He explained that once Article 50 has been served all the agreements around money, residency (including UK nationals in the UK and EU agencies here), pensions and other settlements needs to be agreed within two years.
But this is just the beginning. EU directives that have been incorporated into British law can be ignored for a while, but those that are being run via the EU, and there are thousands of them, will cease to exist as soon as the separation is enacted. New laws will need to be created in their place. Cross border law will be affected too. He said:
Getting the EU states to agree on a treaty in the first place will be hard work but there are likely to be other problems too, not least the political issues around the Irish border and problems with Gibraltar.
Waller explained that administrative law (and the IT systems underpinning it) is connected across different jurisdictions making change on this scale even more complicated. He added:
Agricultural subsidies are connected to tariff and import duties, and this will affect trade negotiations done with other countries. Similarly, these are connected to environmental and land policies too.
There is a Tsunami of stuff to sort out, not least how you get that lot through the parliamentary system within a decent time frame.
But will Brexit afford any positive opportunities for government IT? The panel agreed that ultimately it might. Hill said:
There is a big opportunity to take back control. The world might begin to view the UK as a ‘free data love Las Vegas’, and we could position ourselves this way. Or we could position ourselves as Canada has with its lax privacy laws and minimal enforcement. The country is seen as a beacon worldwide for best data practice.
Waller argued that, yes, Brexit does provide an opportunity for government to provide new IT policy, institutions and systems but that the route to get there is “immensely complicated”.
Owen said that although the threats were significant there will probably be opportunity for the implementation of technology around the implementation of Brexit. He said:
When looking at immigration and customs there are 50 million non EEA crossings a year and 35 million from the region. An extra 35 million put through the non EEA processes would mean huge queues. Options include more border force, a new arrivals hall at Heathrow or the implementation of technology. The latter seems the best response.
There are already microchips in passports but the EU are currently working on interesting initiatives around biometrics, iris scanning and number plate recognition on cars. Norway and Sweden are using digital chips to register goods. Other countries have drones.
These difficult implementation challenges are likely to be met by technology and that is a good thing.
Although I can’t say I like the idea of Brexit, perhaps it does afford some exciting opportunities long term. It is important that IT technologists keep focused on transformation and as Hill said make the most of some of what millennials have in their DNA:
They are better able to negotiate flexible tech contracts and we need to make use of this.
His arguments around leading strategy around data use were also compelling.
But Waller’s more circumspect observation is perhaps the one with which I most agree. He said:
Before we can get to the sunny pastures of new technology, we need to get through the tsunami.

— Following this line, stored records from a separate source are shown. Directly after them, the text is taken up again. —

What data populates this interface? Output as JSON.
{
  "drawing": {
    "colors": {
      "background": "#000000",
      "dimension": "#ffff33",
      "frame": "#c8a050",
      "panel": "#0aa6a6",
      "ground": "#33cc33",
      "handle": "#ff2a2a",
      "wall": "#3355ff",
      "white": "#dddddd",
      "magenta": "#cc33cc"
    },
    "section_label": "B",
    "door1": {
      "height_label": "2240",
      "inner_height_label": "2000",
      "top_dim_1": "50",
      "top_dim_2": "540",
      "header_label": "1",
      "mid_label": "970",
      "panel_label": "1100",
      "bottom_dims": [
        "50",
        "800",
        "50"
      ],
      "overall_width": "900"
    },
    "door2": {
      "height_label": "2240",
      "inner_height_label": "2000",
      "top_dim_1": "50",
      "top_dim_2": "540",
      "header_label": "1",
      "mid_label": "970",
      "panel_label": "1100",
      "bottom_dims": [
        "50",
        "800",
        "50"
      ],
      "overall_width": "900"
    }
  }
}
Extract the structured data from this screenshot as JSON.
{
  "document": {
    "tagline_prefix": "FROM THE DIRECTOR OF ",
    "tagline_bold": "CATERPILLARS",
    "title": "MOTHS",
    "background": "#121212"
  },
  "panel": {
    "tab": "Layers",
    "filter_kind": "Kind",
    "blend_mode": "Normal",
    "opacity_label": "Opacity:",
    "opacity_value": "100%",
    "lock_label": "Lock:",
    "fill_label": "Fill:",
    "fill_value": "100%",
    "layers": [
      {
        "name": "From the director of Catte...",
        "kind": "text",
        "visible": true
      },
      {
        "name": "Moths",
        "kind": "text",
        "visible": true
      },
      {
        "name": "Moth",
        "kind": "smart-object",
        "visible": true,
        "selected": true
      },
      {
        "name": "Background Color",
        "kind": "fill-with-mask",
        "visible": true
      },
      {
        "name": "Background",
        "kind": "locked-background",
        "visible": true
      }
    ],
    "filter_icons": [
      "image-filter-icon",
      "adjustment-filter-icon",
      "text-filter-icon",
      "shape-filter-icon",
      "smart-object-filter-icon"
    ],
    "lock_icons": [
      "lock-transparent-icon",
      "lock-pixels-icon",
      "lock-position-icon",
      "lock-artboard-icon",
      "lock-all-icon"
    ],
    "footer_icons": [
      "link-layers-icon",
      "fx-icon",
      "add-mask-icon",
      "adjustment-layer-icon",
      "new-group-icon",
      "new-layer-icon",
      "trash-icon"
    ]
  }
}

We have is a vast estate of systems that accompany legislation. Right now we don't know which bits are going to change, but it will probably be a lot.

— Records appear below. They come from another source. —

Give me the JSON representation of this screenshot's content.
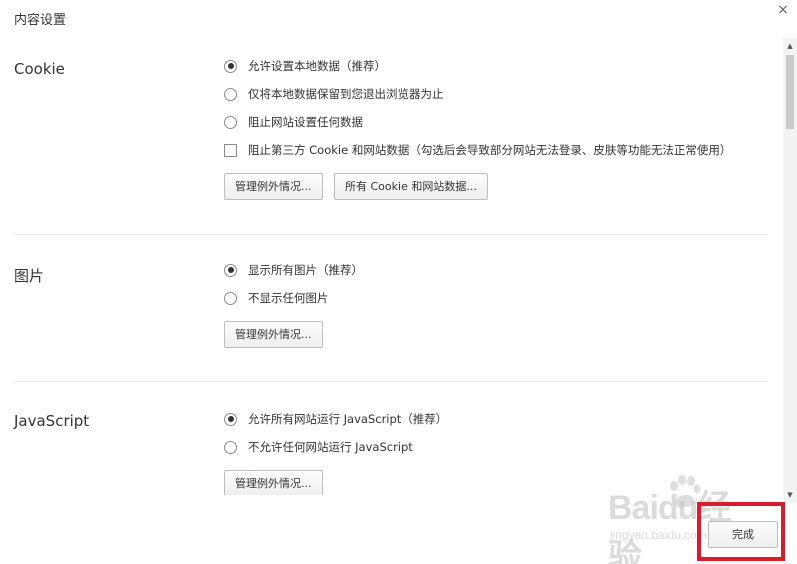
{
  "dialog": {
    "title": "内容设置",
    "close_glyph": "×"
  },
  "cookie": {
    "label": "Cookie",
    "options": [
      {
        "label": "允许设置本地数据（推荐）",
        "type": "radio",
        "checked": true
      },
      {
        "label": "仅将本地数据保留到您退出浏览器为止",
        "type": "radio",
        "checked": false
      },
      {
        "label": "阻止网站设置任何数据",
        "type": "radio",
        "checked": false
      },
      {
        "label": "阻止第三方 Cookie 和网站数据（勾选后会导致部分网站无法登录、皮肤等功能无法正常使用）",
        "type": "checkbox",
        "checked": false
      }
    ],
    "buttons": {
      "manage_exceptions": "管理例外情况...",
      "all_cookies": "所有 Cookie 和网站数据..."
    }
  },
  "images": {
    "label": "图片",
    "options": [
      {
        "label": "显示所有图片（推荐）",
        "type": "radio",
        "checked": true
      },
      {
        "label": "不显示任何图片",
        "type": "radio",
        "checked": false
      }
    ],
    "buttons": {
      "manage_exceptions": "管理例外情况..."
    }
  },
  "javascript": {
    "label": "JavaScript",
    "options": [
      {
        "label": "允许所有网站运行 JavaScript（推荐）",
        "type": "radio",
        "checked": true
      },
      {
        "label": "不允许任何网站运行 JavaScript",
        "type": "radio",
        "checked": false
      }
    ],
    "buttons": {
      "manage_exceptions": "管理例外情况..."
    }
  },
  "footer": {
    "done_label": "完成"
  },
  "watermark": {
    "main": "Baidu经验",
    "sub": "jingyan.baidu.com"
  },
  "colors": {
    "highlight": "#d31f2c"
  },
  "icons": {
    "close": "close-icon",
    "scroll_up": "scroll-up-icon",
    "scroll_down": "scroll-down-icon",
    "paw": "baidu-paw-icon"
  }
}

In short, it looks as though the road ahead is going to be long and it certainly isn’t going to be easy, but perhaps, as Hill argued, with continued focus we can emerge as global leaders in data management and technology.